State Sen. Nicholas Scutari on Thursday introduced a bill that would completely overhaul the state’s campaign finance disclosures, eliminating quarterly reports and requiring candidates, municipal committees and PACs to report fundraising in spending in near real time.
“It’s the beginning of a discussion as far as I’m concerned to change our campaign finance laws so that there is full disclosure,” Scutari said. “And I think that’s the direction we should be moving in.”
The measure would remove contribution limits for those groups and require they report any donations over $200 and all spending within 72 hours.
Currently, candidates and various types of political committees report campaign finance figures once a quarter, with additional disclosures due in the days before and after a given election.
The bill is still in its nascency, and Scutari said he was willing to entertain amendments, including from Republicans.
“I’m working with some Republicans to try to get it to be a bipartisan bill. I think it’s time that we start looking at moving into the 21st century with disclosure of campaign donations,” he said. “People should know exactly who’s giving to where and basically when it’s done.”

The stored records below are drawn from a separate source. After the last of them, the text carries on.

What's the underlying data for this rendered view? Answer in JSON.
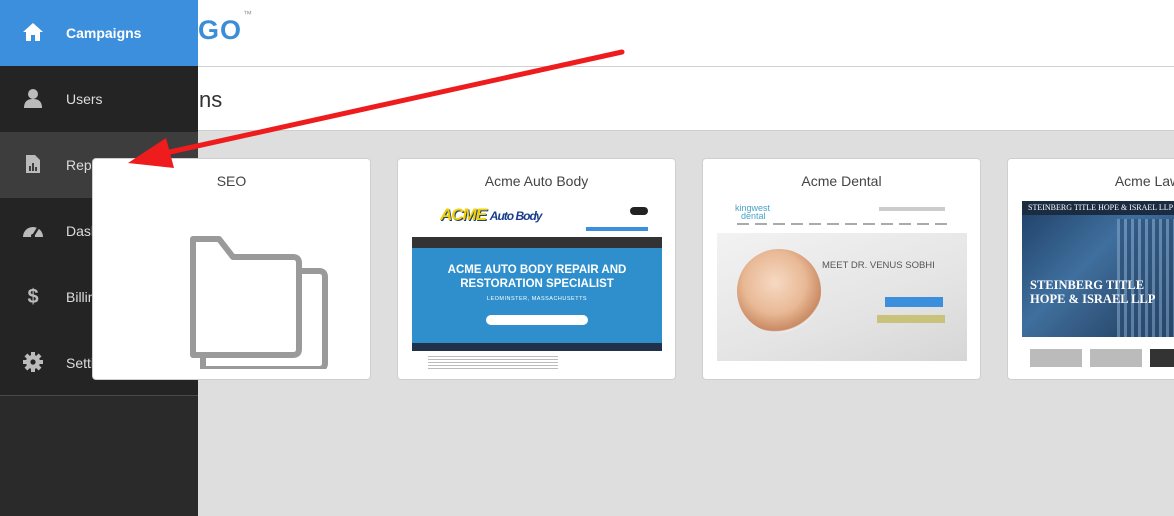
{
  "app": {
    "logo_text": "GO",
    "logo_tm": "™",
    "page_title": "ns",
    "accent_color": "#3c8fdd",
    "pointer_arrow_color": "#ee1c1c"
  },
  "sidebar": {
    "items": [
      {
        "label": "Campaigns",
        "icon": "home-icon",
        "state": "active"
      },
      {
        "label": "Users",
        "icon": "user-icon",
        "state": "normal"
      },
      {
        "label": "Reports",
        "icon": "report-icon",
        "state": "hover"
      },
      {
        "label": "Dashboards",
        "icon": "dashboard-gauge-icon",
        "state": "normal"
      },
      {
        "label": "Billing",
        "icon": "dollar-icon",
        "state": "normal"
      },
      {
        "label": "Settings",
        "icon": "gear-icon",
        "state": "normal"
      }
    ]
  },
  "campaigns": [
    {
      "title": "SEO",
      "thumbnail": "folder-icon"
    },
    {
      "title": "Acme Auto Body",
      "thumbnail": "website-screenshot",
      "shot": {
        "logo": "ACME",
        "logo_script": "Auto Body",
        "headline_1": "ACME AUTO BODY REPAIR AND",
        "headline_2": "RESTORATION SPECIALIST",
        "location": "LEOMINSTER, MASSACHUSETTS"
      }
    },
    {
      "title": "Acme Dental",
      "thumbnail": "website-screenshot",
      "shot": {
        "logo_1": "kingwest",
        "logo_2": "dental",
        "headline": "MEET DR. VENUS SOBHI"
      }
    },
    {
      "title": "Acme Law",
      "thumbnail": "website-screenshot",
      "shot": {
        "top_banner": "STEINBERG TITLE HOPE & ISRAEL LLP",
        "name_1": "STEINBERG TITLE",
        "name_2": "HOPE & ISRAEL LLP"
      }
    }
  ]
}
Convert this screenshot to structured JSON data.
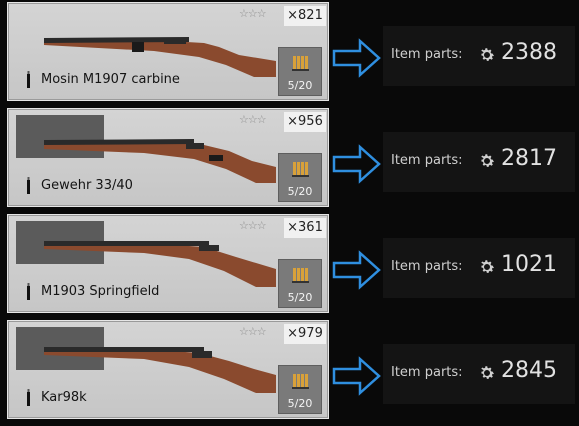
{
  "rows": [
    {
      "name": "Mosin M1907 carbine",
      "count": "×821",
      "stars": "☆☆☆",
      "ammo": "5/20",
      "has_dark_square": false,
      "parts_label": "Item parts:",
      "parts_value": "2388"
    },
    {
      "name": "Gewehr 33/40",
      "count": "×956",
      "stars": "☆☆☆",
      "ammo": "5/20",
      "has_dark_square": true,
      "parts_label": "Item parts:",
      "parts_value": "2817"
    },
    {
      "name": "M1903 Springfield",
      "count": "×361",
      "stars": "☆☆☆",
      "ammo": "5/20",
      "has_dark_square": true,
      "parts_label": "Item parts:",
      "parts_value": "1021"
    },
    {
      "name": "Kar98k",
      "count": "×979",
      "stars": "☆☆☆",
      "ammo": "5/20",
      "has_dark_square": true,
      "parts_label": "Item parts:",
      "parts_value": "2845"
    }
  ],
  "colors": {
    "arrow": "#2f8fe0",
    "wood": "#8a4a2e",
    "metal": "#2a2a2a",
    "brass": "#d8a13a"
  },
  "icons": {
    "parts": "gear-icon",
    "arrow": "arrow-right-icon",
    "ammo": "cartridges-icon",
    "type": "bullet-icon"
  }
}
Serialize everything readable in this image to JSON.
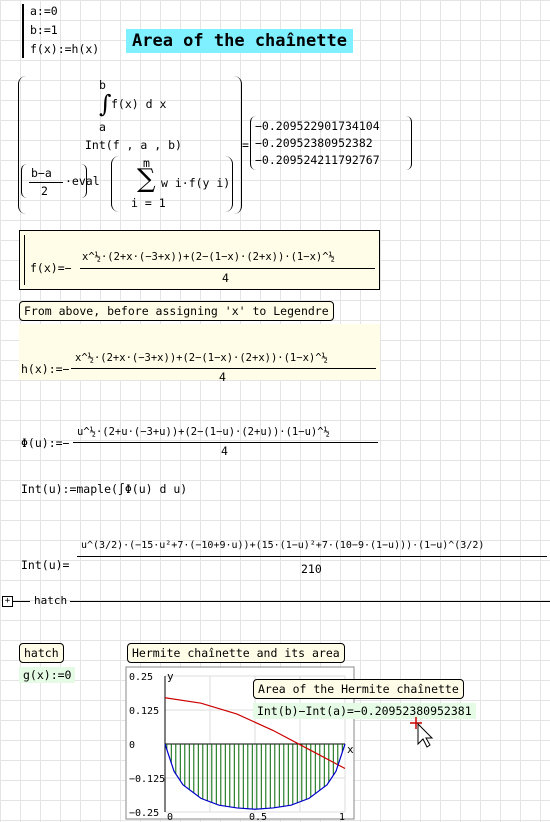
{
  "defs": {
    "a": "a:=0",
    "b": "b:=1",
    "f": "f(x):=h(x)"
  },
  "title": "Area of the chaînette",
  "integral": {
    "upper": "b",
    "lower": "a",
    "integrand": "f(x) d x",
    "int_call": "Int(f , a , b)",
    "frac_num": "b−a",
    "frac_den": "2",
    "eval": "·eval",
    "sum_upper": "m",
    "sum_lower": "i = 1",
    "sum_body": "w i·f(y i)",
    "equals": "=",
    "results": [
      "−0.209522901734104",
      "−0.20952380952382",
      "−0.209524211792767"
    ]
  },
  "f_expr": {
    "lhs": "f(x)=−",
    "num": "x^½·(2+x·(−3+x))+(2−(1−x)·(2+x))·(1−x)^½",
    "den": "4"
  },
  "note1": "From above, before assigning 'x' to Legendre",
  "h_expr": {
    "lhs": "h(x):=−",
    "num": "x^½·(2+x·(−3+x))+(2−(1−x)·(2+x))·(1−x)^½",
    "den": "4"
  },
  "phi_expr": {
    "lhs": "Φ(u):=−",
    "num": "u^½·(2+u·(−3+u))+(2−(1−u)·(2+u))·(1−u)^½",
    "den": "4"
  },
  "int_def": "Int(u):=maple(∫Φ(u) d u)",
  "int_expr": {
    "lhs": "Int(u)=",
    "num": "u^(3/2)·(−15·u²+7·(−10+9·u))+(15·(1−u)²+7·(10−9·(1−u)))·(1−u)^(3/2)",
    "den": "210"
  },
  "region_label": "hatch",
  "hatch_label": "hatch",
  "g_def": "g(x):=0",
  "plot_title": "Hermite chaînette and its area",
  "plot_area_title": "Area of the Hermite chaînette",
  "plot_result": "Int(b)−Int(a)=−0.20952380952381",
  "chart_data": {
    "type": "line",
    "ylabel": "y",
    "xlabel": "x",
    "yticks": [
      "0.25",
      "0.125",
      "0",
      "−0.125",
      "−0.25"
    ],
    "xticks": [
      "0",
      "0.5",
      "1"
    ],
    "xlim": [
      0,
      1
    ],
    "ylim": [
      -0.25,
      0.25
    ],
    "series": [
      {
        "color": "#cc0000",
        "x": [
          0,
          0.2,
          0.4,
          0.6,
          0.8,
          1.0
        ],
        "y": [
          0.17,
          0.15,
          0.11,
          0.05,
          -0.02,
          -0.09
        ]
      },
      {
        "color": "#0000cc",
        "x": [
          0,
          0.05,
          0.1,
          0.2,
          0.3,
          0.4,
          0.5,
          0.6,
          0.7,
          0.8,
          0.9,
          0.95,
          1
        ],
        "y": [
          0,
          -0.1,
          -0.15,
          -0.2,
          -0.225,
          -0.235,
          -0.24,
          -0.235,
          -0.225,
          -0.2,
          -0.15,
          -0.1,
          0
        ]
      }
    ],
    "hatch_color": "#006600"
  }
}
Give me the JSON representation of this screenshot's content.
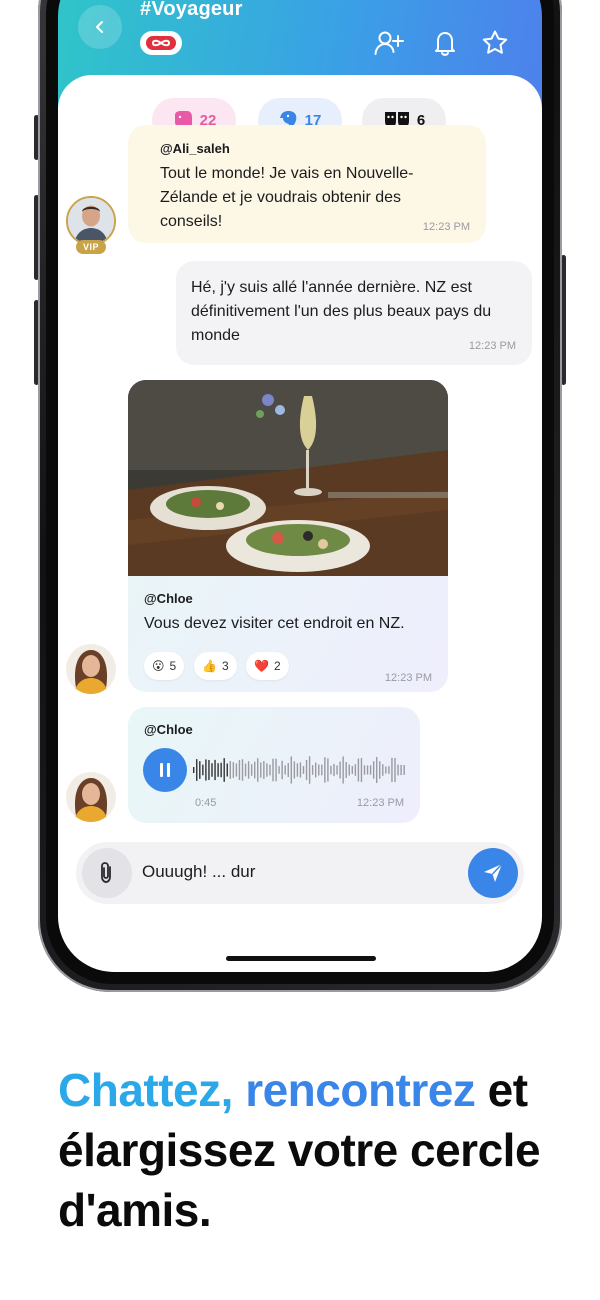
{
  "header": {
    "channel": "#Voyageur",
    "badge_icon": "infinity-icon"
  },
  "counters": [
    {
      "icon": "elephant-icon",
      "count": "22",
      "color": "#e85aa6",
      "bg": "#fce6f1"
    },
    {
      "icon": "bird-icon",
      "count": "17",
      "color": "#3a86e8",
      "bg": "#e6effb"
    },
    {
      "icon": "masks-icon",
      "count": "6",
      "color": "#111111",
      "bg": "#efeff1"
    }
  ],
  "messages": [
    {
      "author": "@Ali_saleh",
      "text": "Tout le monde! Je vais en Nouvelle-Zélande et je voudrais obtenir des conseils!",
      "time": "12:23 PM",
      "badge": "VIP"
    },
    {
      "text": "Hé, j'y suis allé l'année dernière. NZ est définitivement l'un des plus beaux pays du monde",
      "time": "12:23 PM"
    },
    {
      "author": "@Chloe",
      "text": "Vous devez visiter cet endroit en NZ.",
      "time": "12:23 PM",
      "reactions": [
        {
          "emoji": "😮",
          "count": "5"
        },
        {
          "emoji": "👍",
          "count": "3"
        },
        {
          "emoji": "❤️",
          "count": "2"
        }
      ]
    },
    {
      "author": "@Chloe",
      "duration": "0:45",
      "time": "12:23 PM"
    }
  ],
  "composer": {
    "value": "Ouuugh! ... dur"
  },
  "tagline": {
    "part1": "Chattez,",
    "part2": "rencontrez",
    "part3": "et élargissez votre cercle d'amis."
  },
  "colors": {
    "accent": "#3a86e8",
    "accent_light": "#2aa8e8",
    "header_gradient_start": "#2fc6c8",
    "header_gradient_end": "#5b6af0"
  }
}
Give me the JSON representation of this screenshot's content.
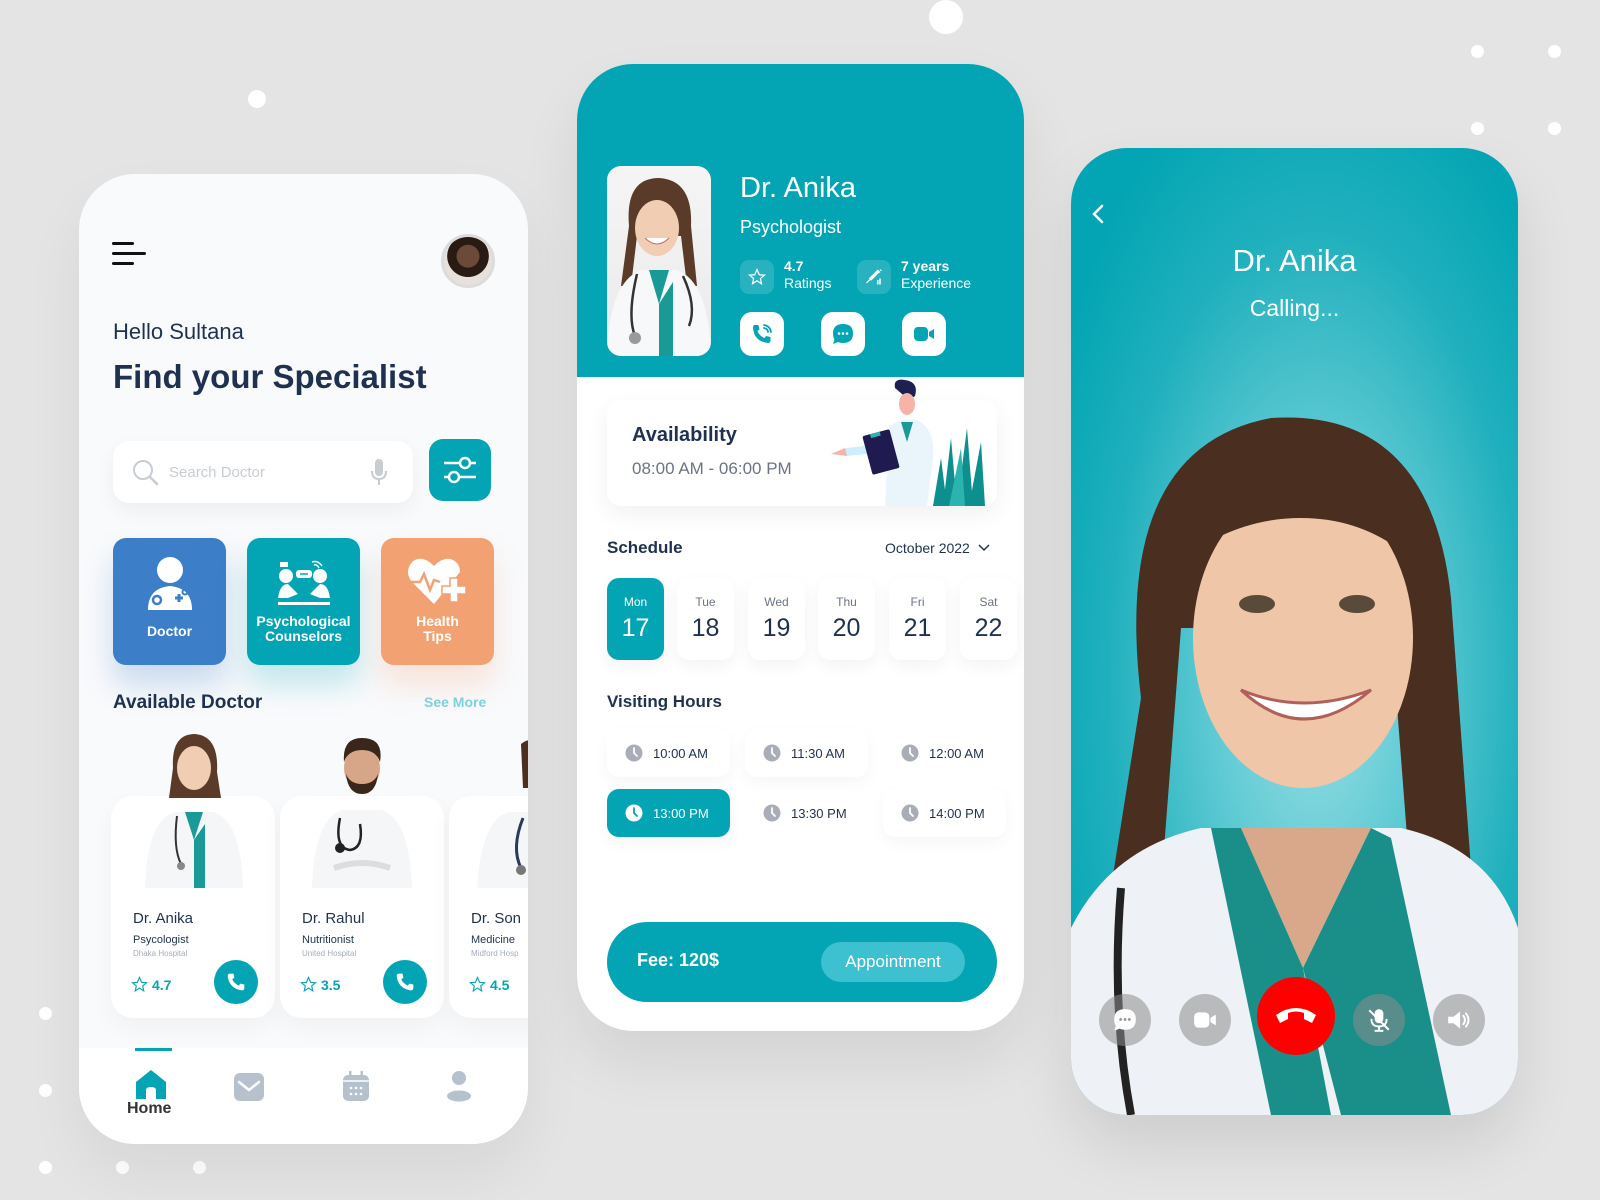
{
  "colors": {
    "primary": "#03a5b4",
    "doctor_card": "#3c7ec8",
    "health_card": "#f2a173",
    "hangup": "#ff0000",
    "text_dark": "#1f3150"
  },
  "home": {
    "greeting": "Hello Sultana",
    "headline": "Find your Specialist",
    "search": {
      "placeholder": "Search Doctor",
      "value": ""
    },
    "categories": [
      {
        "label_line1": "Doctor",
        "label_line2": "",
        "icon": "doctor-icon"
      },
      {
        "label_line1": "Psychological",
        "label_line2": "Counselors",
        "icon": "counseling-icon"
      },
      {
        "label_line1": "Health",
        "label_line2": "Tips",
        "icon": "heart-plus-icon"
      }
    ],
    "available_title": "Available Doctor",
    "see_more": "See More",
    "doctors": [
      {
        "name": "Dr. Anika",
        "specialty": "Psycologist",
        "hospital": "Dhaka Hospital",
        "rating": "4.7"
      },
      {
        "name": "Dr. Rahul",
        "specialty": "Nutritionist",
        "hospital": "United Hospital",
        "rating": "3.5"
      },
      {
        "name": "Dr. Son",
        "specialty": "Medicine",
        "hospital": "Midford Hosp",
        "rating": "4.5"
      }
    ],
    "nav": {
      "home_label": "Home",
      "items": [
        "home-icon",
        "mail-icon",
        "calendar-icon",
        "profile-icon"
      ]
    }
  },
  "profile": {
    "name": "Dr. Anika",
    "specialty": "Psychologist",
    "rating_value": "4.7",
    "rating_label": "Ratings",
    "experience_value": "7 years",
    "experience_label": "Experience",
    "availability_title": "Availability",
    "availability_time": "08:00 AM - 06:00 PM",
    "schedule_title": "Schedule",
    "month": "October 2022",
    "days": [
      {
        "name": "Mon",
        "num": "17",
        "active": true
      },
      {
        "name": "Tue",
        "num": "18",
        "active": false
      },
      {
        "name": "Wed",
        "num": "19",
        "active": false
      },
      {
        "name": "Thu",
        "num": "20",
        "active": false
      },
      {
        "name": "Fri",
        "num": "21",
        "active": false
      },
      {
        "name": "Sat",
        "num": "22",
        "active": false
      }
    ],
    "visiting_title": "Visiting Hours",
    "slots": [
      {
        "time": "10:00 AM",
        "active": false
      },
      {
        "time": "11:30 AM",
        "active": false
      },
      {
        "time": "12:00 AM",
        "active": false
      },
      {
        "time": "13:00 PM",
        "active": true
      },
      {
        "time": "13:30 PM",
        "active": false
      },
      {
        "time": "14:00 PM",
        "active": false
      }
    ],
    "fee": "Fee: 120$",
    "appointment_label": "Appointment"
  },
  "call": {
    "name": "Dr. Anika",
    "status": "Calling..."
  }
}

Jeff Brindle, the executive director of the New Jersey Election Law Enforcement Commission, has long called for changes to the state’s campaign finance laws that would direct money to candidates and party organizations instead of certain independent groups with far laxer reporting requirements.
“We’re going to certainly seek out his counsel and his thought process on this if we get some traction on it, because I think we need to move forward in a different direction than these rules that we have that I don’t think have been thought about for quite a while,” Scutari said.
He may run into some roadblocks.
During a press conference Friday afternoon, Gov. Phil Murphy said he was not familiar with the bill but suggested he would oppose removing contribution limits altogether.
“As a general matter, I’m not wild about lifting limits, even though it makes — particularly for my wife, these days — the work harder,” Murphy said, speaking generally. “I’ve generally been a for-limit person and always been for transparency, and I’ll stay that way.”
First Lady Tammy Murphy has taken the lead on fundraising for her husband’s re-election campaign.
Scutari said he believed limits on contributions to candidates, currently set to $2,600 for individual donors in a given election, were arbitrary but added that nothing in the bill was final.
“It’s the beginning of a discussion as far as I’m concerned to change our campaign finance laws so that there is full disclosure,” he said. “And I think that’s the direction we should be moving in.”